(Page and application data records)
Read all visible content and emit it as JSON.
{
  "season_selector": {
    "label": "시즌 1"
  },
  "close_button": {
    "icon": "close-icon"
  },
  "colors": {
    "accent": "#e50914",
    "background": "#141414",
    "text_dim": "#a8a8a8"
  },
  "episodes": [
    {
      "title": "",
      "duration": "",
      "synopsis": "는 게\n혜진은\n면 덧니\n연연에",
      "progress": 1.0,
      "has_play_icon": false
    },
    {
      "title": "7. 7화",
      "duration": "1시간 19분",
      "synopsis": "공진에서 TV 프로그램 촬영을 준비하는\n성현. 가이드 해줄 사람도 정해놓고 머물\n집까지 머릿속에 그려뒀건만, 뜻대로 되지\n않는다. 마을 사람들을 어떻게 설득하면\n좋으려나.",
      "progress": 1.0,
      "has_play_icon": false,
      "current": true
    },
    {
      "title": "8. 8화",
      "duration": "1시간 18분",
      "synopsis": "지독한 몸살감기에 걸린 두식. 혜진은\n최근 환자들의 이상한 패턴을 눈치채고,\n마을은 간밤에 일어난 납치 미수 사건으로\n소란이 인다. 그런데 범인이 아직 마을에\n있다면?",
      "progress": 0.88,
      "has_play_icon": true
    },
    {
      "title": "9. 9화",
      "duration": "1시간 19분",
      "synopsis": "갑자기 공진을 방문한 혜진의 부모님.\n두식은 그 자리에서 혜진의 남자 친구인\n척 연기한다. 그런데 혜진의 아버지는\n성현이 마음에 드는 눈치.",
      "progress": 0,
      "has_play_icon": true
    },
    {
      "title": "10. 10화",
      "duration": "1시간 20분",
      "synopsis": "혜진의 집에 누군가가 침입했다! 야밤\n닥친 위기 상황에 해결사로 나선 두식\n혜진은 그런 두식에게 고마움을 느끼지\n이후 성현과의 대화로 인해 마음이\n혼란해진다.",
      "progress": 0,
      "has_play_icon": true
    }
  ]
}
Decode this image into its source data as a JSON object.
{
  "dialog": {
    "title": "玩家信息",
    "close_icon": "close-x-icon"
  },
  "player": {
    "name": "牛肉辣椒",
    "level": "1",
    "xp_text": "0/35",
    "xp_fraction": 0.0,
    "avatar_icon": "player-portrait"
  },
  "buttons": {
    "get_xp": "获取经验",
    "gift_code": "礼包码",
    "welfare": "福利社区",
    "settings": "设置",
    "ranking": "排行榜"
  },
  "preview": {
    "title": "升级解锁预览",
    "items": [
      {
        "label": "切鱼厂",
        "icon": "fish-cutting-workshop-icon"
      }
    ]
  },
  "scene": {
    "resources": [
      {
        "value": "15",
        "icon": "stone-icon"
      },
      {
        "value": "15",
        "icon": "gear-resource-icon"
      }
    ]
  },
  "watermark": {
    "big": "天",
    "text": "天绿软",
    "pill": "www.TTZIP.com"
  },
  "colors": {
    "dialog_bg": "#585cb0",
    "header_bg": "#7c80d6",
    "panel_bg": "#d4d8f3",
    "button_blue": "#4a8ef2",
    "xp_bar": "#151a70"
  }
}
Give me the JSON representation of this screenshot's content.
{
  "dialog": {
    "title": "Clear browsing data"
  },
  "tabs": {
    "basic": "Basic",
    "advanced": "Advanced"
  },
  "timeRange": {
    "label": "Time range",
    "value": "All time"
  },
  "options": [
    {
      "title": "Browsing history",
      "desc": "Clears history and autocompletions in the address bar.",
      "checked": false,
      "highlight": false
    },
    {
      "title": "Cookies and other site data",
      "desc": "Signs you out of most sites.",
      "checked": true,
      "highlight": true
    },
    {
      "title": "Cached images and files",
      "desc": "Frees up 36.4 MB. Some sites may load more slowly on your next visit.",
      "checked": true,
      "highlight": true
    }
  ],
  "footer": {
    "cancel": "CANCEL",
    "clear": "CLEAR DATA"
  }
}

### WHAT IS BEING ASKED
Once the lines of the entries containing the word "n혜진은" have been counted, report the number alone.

### ANSWER BOX
2